The Atlanta Falcons did it again, winning their 11th game which keeps them ahead of the pack in the NFC. Barring some incredibly unforeseen circumstances, the Falcons are also likely to land the top seed in the conference, which means a first-round bye and home field advantage through the playoffs. Now can we finally accept the Falcons as a legitimate contender?
Thursday's win over the rival New Orleans Saints - the only team to beat the Falcons this year - didn't leave many observers convinced. Despite the score board, the game was close through the fourth quarter. It might have been even closer had Drew Brees not struggled with the clock at the end of the first half.
Atlanta's offense failed to convert a single third down until the seven-minute mark of the fourth quarter. It was the only one Matt Ryan and Co. would convert out of 11 chances. Not exactly the hallmark of efficiency. Prior to this game, there were six NFC teams ranked higher in Football Outsiders overall efficiency ratings, Defense-adjusted Value Over Average (DVOA).

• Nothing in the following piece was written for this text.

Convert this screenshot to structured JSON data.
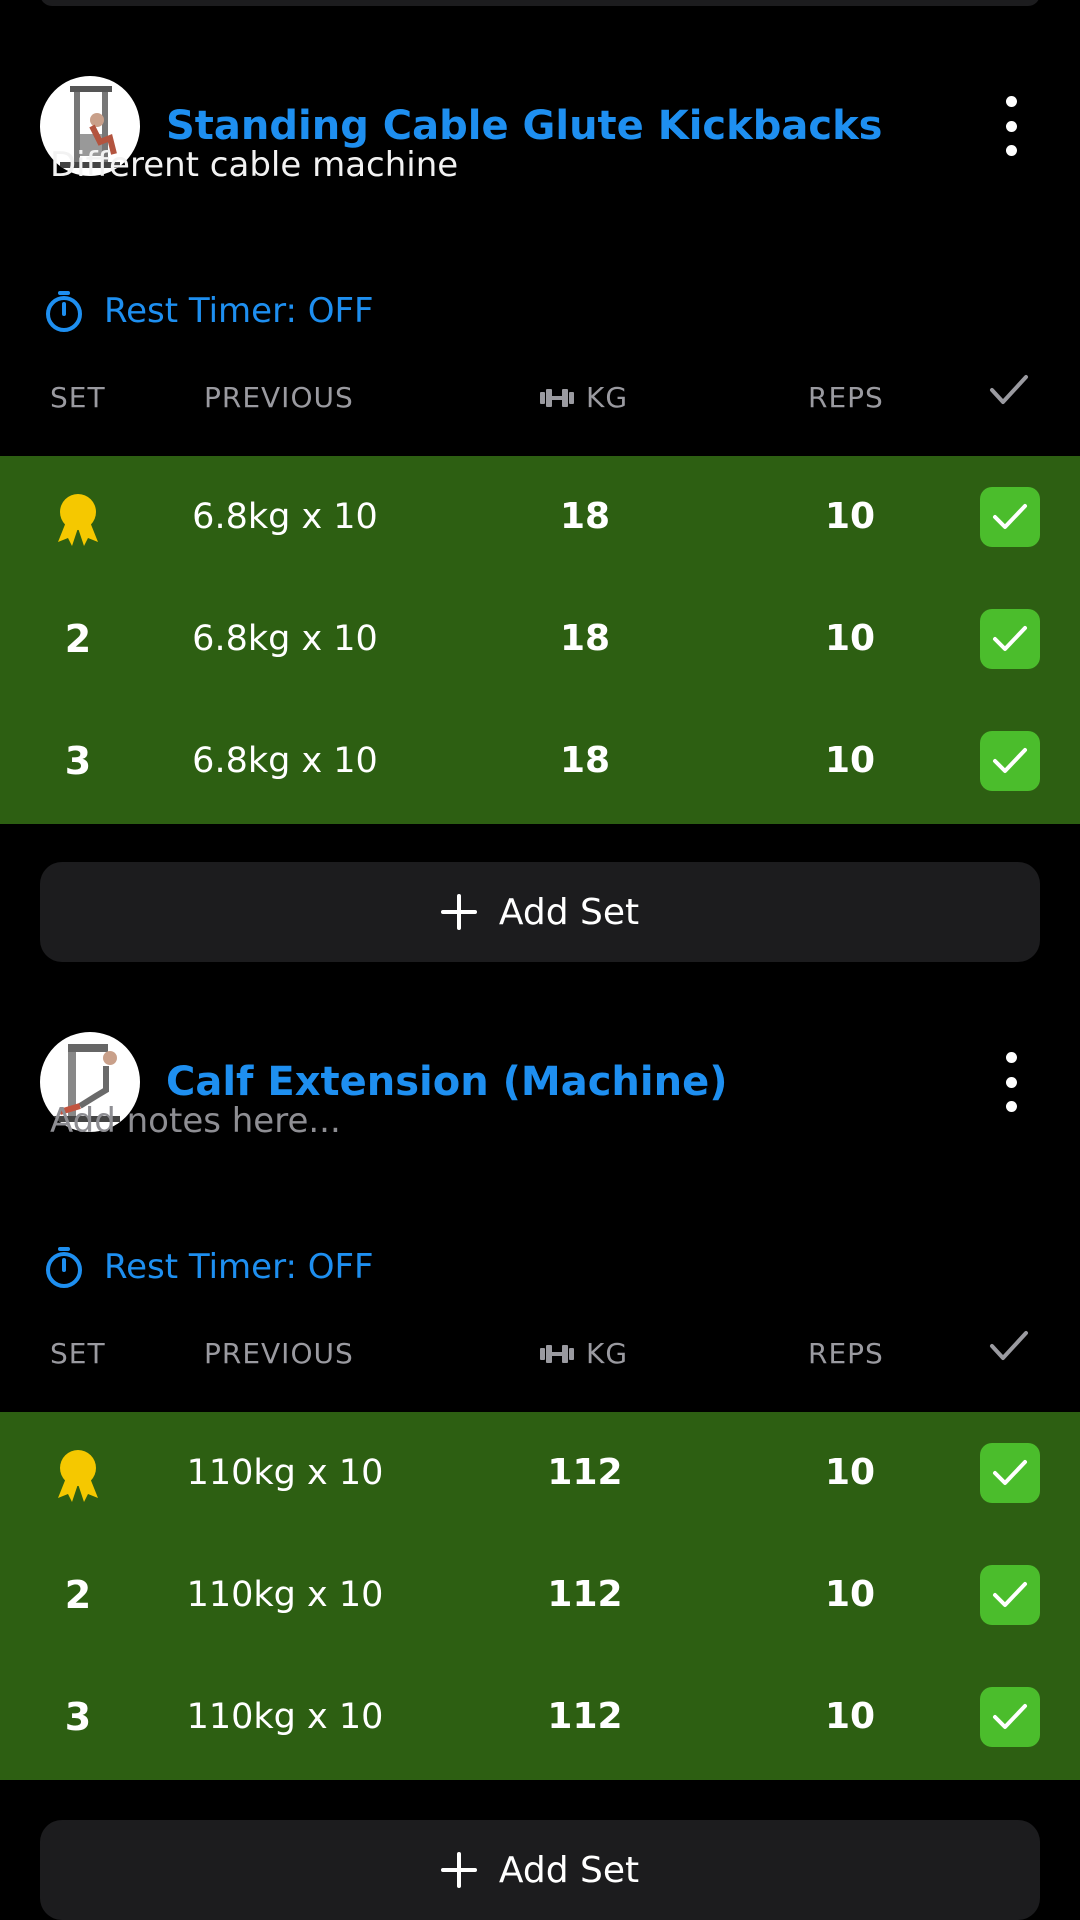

The chart below includes each NFC team ranked higher than the Falcons in overall DVOA, along with the offensive and defensive DVOA numbers through Week 12. The rankings reflect each team's place in the entire league in that category. Remember that negative numbers are better for defense.
|Team||Total DVOA||Rank||Off. DVOA||Rank||Def. DVOA||Rank|
The efficiency data is likely to change for Atlanta when it's calculated and adjusted following the complete round of Week 13 games. The defense is likely to get a boost thanks to the turnovers, while the offense could tumble a bit given its struggles.
Right now, the Falcons are above average, slightly, when compared to the rest of the NFL. The biggest difference is that no other team can boast an 11-1 record.
The Falcons are 7-1 this season in games decided by seven points or less; four of the Falcons' last five games were decided by that margin. It almost happened again against the Saints. Atlanta had the same record in games decided by a touchdown or less in 2010, when the team finished 13-3 with the top seed in the NFC. Green Bay beat them 48-21 in Atlanta's first playoff game that season.
This season's Falcons fit into two convenient descriptions. The Falcons either 1) keep things exciting with a nailbiter every week or 2) are just lucky to get the bounces, bluffing all the way to 11-1. The truth is probably somewhere in between.
Better decision-making from Drew Brees could have the Saints within a touchdown at the half on Thursday night, rather than down by 10 points and desperate to the start the third quarter. Rafael Bush's fumble recovery was another one of those turning points.
On the other hand, Atlanta's defense intercepted Brees five times, a career-worst for the six-time Pro Bowl quarterback. That kind of thing doesn't happen purely by accident, though there is a little luck involved in the equation when a desperate Brees is making decisions the Sean Payton supervised version of himself might not have allowed.
Mike Smith's record in the playoffs, not to mention his troubling relationship with fourth downs, also colors opinions about the team's success this season. The team has made three trips to the postseason since Smith became head coach in 2008, never winning a single game.
The Falcons have four more games to answer these questions. A Week 15 game against the Giants will be closely scrutinized for answers about just how resilient this team really is. Until then, never underestimate just how far a good bounce can take a team.